Notably, 96.7% of Independent voters agree.
This comes as controversial city policies on police have gained nationwide attention. The newly passed SAFE-T Act in Illinois all but abolishes cash bail. Critics say this means that some charged with serious crimes like second-degree murder or kidnapping will be freed without a hearing.
Supporters of the law, set to take effect at the beginning of next year, point out it does not prohibit detention and that anyone deemed a flight risk can be detained. But critics of the law say proving a flight risk can be a difficult legal burden that won’t always happen, meaning violent criminals will quickly be back on the streets.
Pursuing suspected criminals has also become a controversial issue. In Chicago, police are restricted from pursuits for certain traffic violations.
A new law in Washington limits police officers from pursuing fleeing suspects. Suspected crimes have to meet a certain threshold, and word has spread quickly with suspects now fleeing police with no consequences.
The poll was carried out from Sept. 17-20 querying more than 1,000 likely midterm voters.
FREED: Todd York Executed Both Parents, Told Friend They Were ‘Laying Around the House’ | Tony Evers’ Killers & Rapists #17
(The Center Square) – Tim Michels says Wisconsin’s State of Education speech was more of a political stump speech than a report card on the state’s schools.
Michels, who is running for governor against incumbent Gov. Tony Evers, told The Center Square Friday that State Superintendent Jill Underly’s focus on Pride flags and pronouns is frustrating parents across the state who want their kids to get back to the fundamentals.
“A lot of parents believe there’s too much indoctrination happening in schools,“ Michels said Friday. “Parents want their sons and daughters to be taught the ABCs. To get the life skills that are necessary to get a job and be a productive member of society,”
Underly mentioned parents in her speech just a handful of times, and never in a way that suggests moms and dads should have a say in what their kids are learning. Michels said parents must be involved in their kids’ education.
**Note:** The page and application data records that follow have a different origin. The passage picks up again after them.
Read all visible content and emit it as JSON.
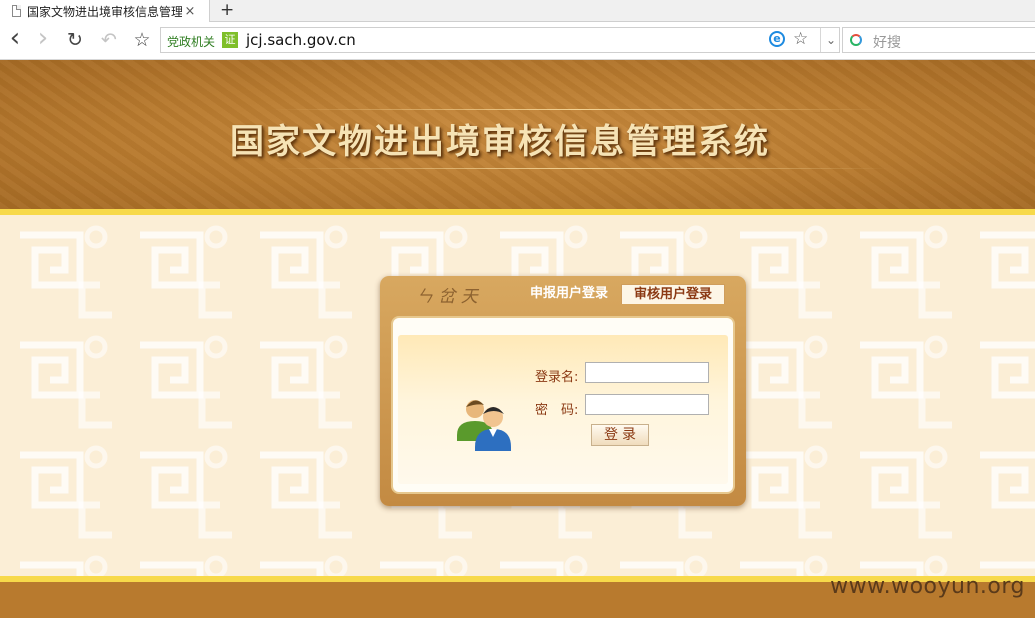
{
  "browser": {
    "tab_title": "国家文物进出境审核信息管理",
    "tab_close": "×",
    "new_tab": "+",
    "back": "‹",
    "forward": "›",
    "reload": "↻",
    "undo": "↶",
    "bookmark": "☆",
    "gov_label": "党政机关",
    "cert_label": "证",
    "url": "jcj.sach.gov.cn",
    "ie_label": "e",
    "fav_star": "☆",
    "dropdown": "⌄",
    "search_placeholder": "好搜"
  },
  "page": {
    "title": "国家文物进出境审核信息管理系统",
    "watermark": "www.wooyun.org"
  },
  "login": {
    "deco_text": "ㄣ 岔 天",
    "tab_declare": "申报用户登录",
    "tab_review": "审核用户登录",
    "username_label": "登录名:",
    "password_label": "密　码:",
    "username_value": "",
    "password_value": "",
    "submit_label": "登录"
  },
  "colors": {
    "banner": "#b87a2e",
    "band": "#f7d94a",
    "pattern_bg": "#fbeed6",
    "label": "#8b3a14"
  },
  "icons": [
    "page-icon",
    "close-icon",
    "back-icon",
    "forward-icon",
    "reload-icon",
    "undo-icon",
    "star-icon",
    "ie-icon",
    "chevron-down-icon",
    "search-icon",
    "users-icon"
  ]
}
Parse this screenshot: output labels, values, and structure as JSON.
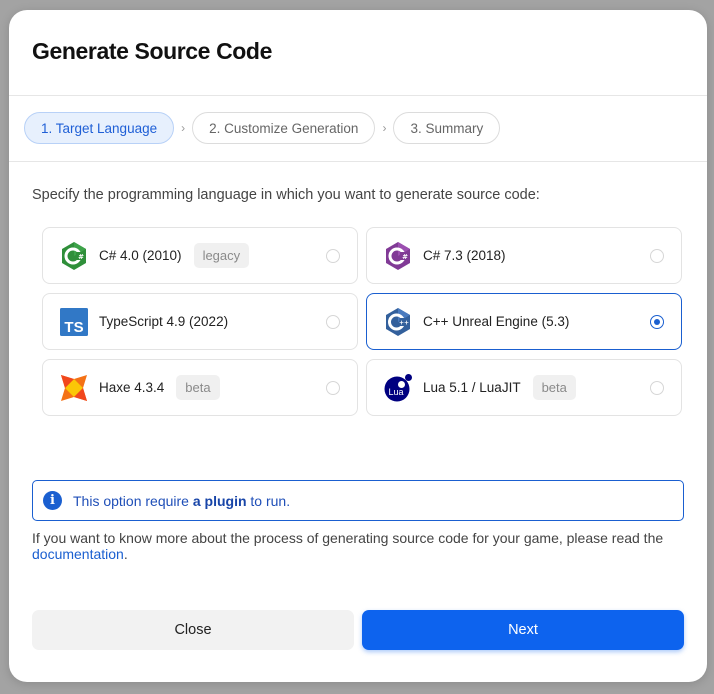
{
  "dialog": {
    "title": "Generate Source Code"
  },
  "steps": [
    {
      "label": "1. Target Language"
    },
    {
      "label": "2. Customize Generation"
    },
    {
      "label": "3. Summary"
    }
  ],
  "step_separator": "›",
  "instruction": "Specify the programming language in which you want to generate source code:",
  "options": [
    {
      "label": "C# 4.0 (2010)",
      "tag": "legacy",
      "icon": "csharp-green-icon",
      "selected": false
    },
    {
      "label": "C# 7.3 (2018)",
      "tag": "",
      "icon": "csharp-purple-icon",
      "selected": false
    },
    {
      "label": "TypeScript 4.9 (2022)",
      "tag": "",
      "icon": "typescript-icon",
      "icon_text": "TS",
      "selected": false
    },
    {
      "label": "C++ Unreal Engine (5.3)",
      "tag": "",
      "icon": "cplusplus-icon",
      "selected": true
    },
    {
      "label": "Haxe 4.3.4",
      "tag": "beta",
      "icon": "haxe-icon",
      "selected": false
    },
    {
      "label": "Lua 5.1 / LuaJIT",
      "tag": "beta",
      "icon": "lua-icon",
      "icon_text": "Lua",
      "selected": false
    }
  ],
  "info": {
    "text_before": "This option require ",
    "link": "a plugin",
    "text_after": " to run.",
    "icon_glyph": "i"
  },
  "help": {
    "text": "If you want to know more about the process of generating source code for your game, please read the",
    "link": "documentation",
    "suffix": "."
  },
  "buttons": {
    "close": "Close",
    "next": "Next"
  },
  "colors": {
    "accent": "#0d63ee",
    "csharp_green": "#2f8f3a",
    "csharp_purple": "#813a96",
    "typescript": "#3178c6",
    "cplusplus": "#33609c",
    "haxe": "#f47216",
    "lua": "#000080"
  }
}
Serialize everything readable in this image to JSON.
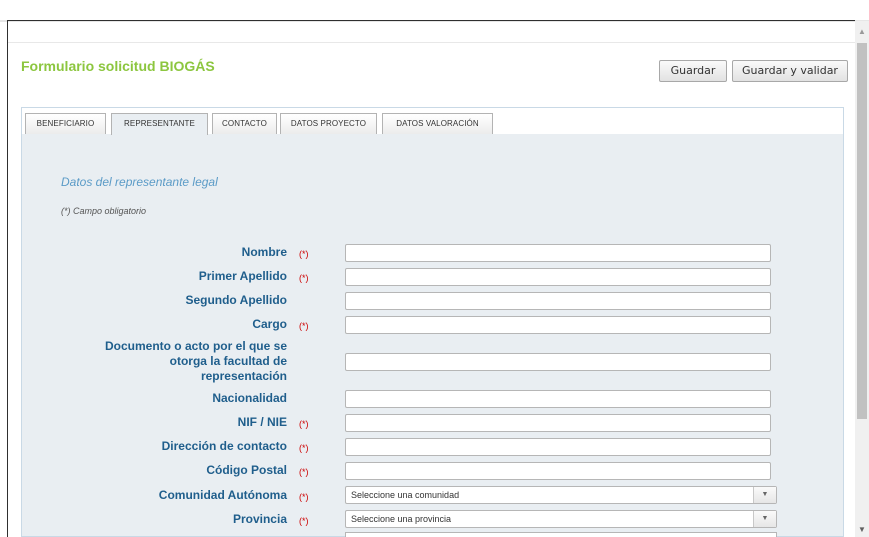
{
  "header": {
    "title": "Formulario solicitud BIOGÁS",
    "save_label": "Guardar",
    "save_validate_label": "Guardar y validar"
  },
  "tabs": [
    {
      "label": "BENEFICIARIO",
      "active": false
    },
    {
      "label": "REPRESENTANTE",
      "active": true
    },
    {
      "label": "CONTACTO",
      "active": false
    },
    {
      "label": "DATOS PROYECTO",
      "active": false
    },
    {
      "label": "DATOS VALORACIÓN",
      "active": false
    }
  ],
  "section": {
    "title": "Datos del representante legal",
    "required_note": "(*) Campo obligatorio"
  },
  "required_mark": "(*)",
  "fields": [
    {
      "label": "Nombre",
      "required": true,
      "value": ""
    },
    {
      "label": "Primer Apellido",
      "required": true,
      "value": ""
    },
    {
      "label": "Segundo Apellido",
      "required": false,
      "value": ""
    },
    {
      "label": "Cargo",
      "required": true,
      "value": ""
    },
    {
      "label": "Documento o acto por el que se otorga la facultad de representación",
      "label_lines": [
        "Documento o acto por el que se",
        "otorga la facultad de",
        "representación"
      ],
      "required": false,
      "value": ""
    },
    {
      "label": "Nacionalidad",
      "required": false,
      "value": ""
    },
    {
      "label": "NIF / NIE",
      "required": true,
      "value": ""
    },
    {
      "label": "Dirección de contacto",
      "required": true,
      "value": ""
    },
    {
      "label": "Código Postal",
      "required": true,
      "value": ""
    },
    {
      "label": "Comunidad Autónoma",
      "required": true,
      "value": "Seleccione una comunidad"
    },
    {
      "label": "Provincia",
      "required": true,
      "value": "Seleccione una provincia"
    }
  ],
  "colors": {
    "title_green": "#8cc63f",
    "label_blue": "#1f5e8c",
    "section_blue": "#5b9bc7",
    "required_red": "#cc0000",
    "panel_bg": "#e9eef2"
  },
  "icons": {
    "scroll_up": "triangle-up",
    "scroll_down": "triangle-down",
    "select_arrow": "triangle-down"
  }
}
“Educrats in Wisconsin think they know what is best for students, they think they know what is best for schools, they think they know what is best for families, they think they know what is best for society,” Michels added. “It is not what families and parents want to have happen in their children’s education.”
Underly spent much of her speech arguing that Republican lawmakers have underfunded public schools for the past decade. Michels said the Republican-controlled legislature has actually sent more money to public schools than ever before, including a record $3 billion last year alone.
Michels said money isn’t the problem, the lack of learning is the problem.
“They don’t appear to be concerned about test scores and the literacy rate of students here in Wisconsin,” Michels explained. “It seems to be all about cramming a political ideology upon our sons and daughters.”
Numbers from Underly’s Department of Public Instruction show less than one-third of students are proficient in English or math. Sixty-four percent of fourth-graders are not proficient in reading. Wisconsin also ranks dead-last in reading achievement among Black students. While Hispanic students dropped from first in the nation to 28th while White students fell from sixth to 27th.
Michels said school choice is needed to improve the state’s public schools.
“Competition makes everyone perform better. If not, your business or your school lose,” Michels said. “That is the great motivator that will put school administrations and school boards on notice that the status quo is no longer acceptable.”